YOUR TASK - Return the data that follows, keeping every word and mark unchanged.

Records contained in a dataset
________________________________________

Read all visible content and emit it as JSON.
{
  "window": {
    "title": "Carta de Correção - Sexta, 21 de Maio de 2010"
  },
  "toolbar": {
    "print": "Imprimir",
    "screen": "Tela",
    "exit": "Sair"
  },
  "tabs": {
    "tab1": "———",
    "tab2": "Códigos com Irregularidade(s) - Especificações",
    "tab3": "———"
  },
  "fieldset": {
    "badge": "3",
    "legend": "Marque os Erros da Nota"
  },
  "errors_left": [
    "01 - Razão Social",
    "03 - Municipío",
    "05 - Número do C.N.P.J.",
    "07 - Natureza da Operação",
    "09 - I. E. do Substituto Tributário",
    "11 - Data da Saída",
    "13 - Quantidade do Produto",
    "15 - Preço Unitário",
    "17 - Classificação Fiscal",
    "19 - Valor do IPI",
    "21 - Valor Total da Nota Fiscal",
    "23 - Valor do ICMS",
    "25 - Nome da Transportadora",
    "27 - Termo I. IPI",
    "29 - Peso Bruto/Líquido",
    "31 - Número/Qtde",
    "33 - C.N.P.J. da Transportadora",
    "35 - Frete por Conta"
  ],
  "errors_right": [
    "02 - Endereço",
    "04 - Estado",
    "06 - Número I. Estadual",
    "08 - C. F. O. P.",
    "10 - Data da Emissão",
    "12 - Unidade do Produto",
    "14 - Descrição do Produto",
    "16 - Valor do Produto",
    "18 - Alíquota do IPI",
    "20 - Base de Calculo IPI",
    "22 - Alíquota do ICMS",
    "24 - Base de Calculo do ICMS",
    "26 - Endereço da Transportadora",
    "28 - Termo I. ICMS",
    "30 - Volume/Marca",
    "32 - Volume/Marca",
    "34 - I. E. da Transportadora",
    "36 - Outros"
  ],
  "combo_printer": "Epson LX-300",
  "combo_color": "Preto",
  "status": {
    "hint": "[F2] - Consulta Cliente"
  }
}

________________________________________

THE ANSWER -
Read all visible content and emit it as JSON.
{
  "window": {
    "title": "Carta de Correção - Sexta, 21 de Maio de 2010"
  },
  "toolbar": {
    "print": "Imprimir",
    "screen": "Tela",
    "exit": "Sair"
  },
  "tabs": {
    "tab1": "———",
    "tab2": "Códigos com Irregularidade(s) - Especificações",
    "tab3": "———"
  },
  "fieldset": {
    "badge": "3",
    "legend": "Marque os Erros da Nota"
  },
  "errors_left": [
    "01 - Razão Social",
    "03 - Municipío",
    "05 - Número do C.N.P.J.",
    "07 - Natureza da Operação",
    "09 - I. E. do Substituto Tributário",
    "11 - Data da Saída",
    "13 - Quantidade do Produto",
    "15 - Preço Unitário",
    "17 - Classificação Fiscal",
    "19 - Valor do IPI",
    "21 - Valor Total da Nota Fiscal",
    "23 - Valor do ICMS",
    "25 - Nome da Transportadora",
    "27 - Termo I. IPI",
    "29 - Peso Bruto/Líquido",
    "31 - Número/Qtde",
    "33 - C.N.P.J. da Transportadora",
    "35 - Frete por Conta"
  ],
  "errors_right": [
    "02 - Endereço",
    "04 - Estado",
    "06 - Número I. Estadual",
    "08 - C. F. O. P.",
    "10 - Data da Emissão",
    "12 - Unidade do Produto",
    "14 - Descrição do Produto",
    "16 - Valor do Produto",
    "18 - Alíquota do IPI",
    "20 - Base de Calculo IPI",
    "22 - Alíquota do ICMS",
    "24 - Base de Calculo do ICMS",
    "26 - Endereço da Transportadora",
    "28 - Termo I. ICMS",
    "30 - Volume/Marca",
    "32 - Volume/Marca",
    "34 - I. E. da Transportadora",
    "36 - Outros"
  ],
  "combo_printer": "Epson LX-300",
  "combo_color": "Preto",
  "status": {
    "hint": "[F2] - Consulta Cliente"
  }
}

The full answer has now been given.